(Web page and app entries)
○ ○ ○ ○ ○

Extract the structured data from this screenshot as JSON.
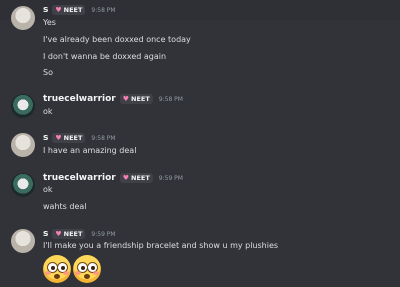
{
  "messages": [
    {
      "author": "s",
      "badge": "NEET",
      "time": "9:58 PM",
      "lines": [
        "Yes",
        "I've already been doxxed once today",
        "I don't wanna be doxxed again",
        "So"
      ]
    },
    {
      "author": "truecelwarrior",
      "badge": "NEET",
      "time": "9:58 PM",
      "lines": [
        "ok"
      ]
    },
    {
      "author": "s",
      "badge": "NEET",
      "time": "9:58 PM",
      "lines": [
        "I have an amazing deal"
      ]
    },
    {
      "author": "truecelwarrior",
      "badge": "NEET",
      "time": "9:59 PM",
      "lines": [
        "ok",
        "wahts deal"
      ]
    },
    {
      "author": "s",
      "badge": "NEET",
      "time": "9:59 PM",
      "lines": [
        "I'll make you a friendship bracelet and show u my plushies"
      ],
      "emojis": [
        "flushed-face",
        "flushed-face"
      ]
    }
  ]
}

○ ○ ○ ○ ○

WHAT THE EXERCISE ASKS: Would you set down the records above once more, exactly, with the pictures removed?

TASK OUTPUT:
Extract the structured data from this screenshot as JSON.
{
  "messages": [
    {
      "author": "s",
      "badge": "NEET",
      "time": "9:58 PM",
      "lines": [
        "Yes",
        "I've already been doxxed once today",
        "I don't wanna be doxxed again",
        "So"
      ]
    },
    {
      "author": "truecelwarrior",
      "badge": "NEET",
      "time": "9:58 PM",
      "lines": [
        "ok"
      ]
    },
    {
      "author": "s",
      "badge": "NEET",
      "time": "9:58 PM",
      "lines": [
        "I have an amazing deal"
      ]
    },
    {
      "author": "truecelwarrior",
      "badge": "NEET",
      "time": "9:59 PM",
      "lines": [
        "ok",
        "wahts deal"
      ]
    },
    {
      "author": "s",
      "badge": "NEET",
      "time": "9:59 PM",
      "lines": [
        "I'll make you a friendship bracelet and show u my plushies"
      ],
      "emojis": [
        "flushed-face",
        "flushed-face"
      ]
    }
  ]
}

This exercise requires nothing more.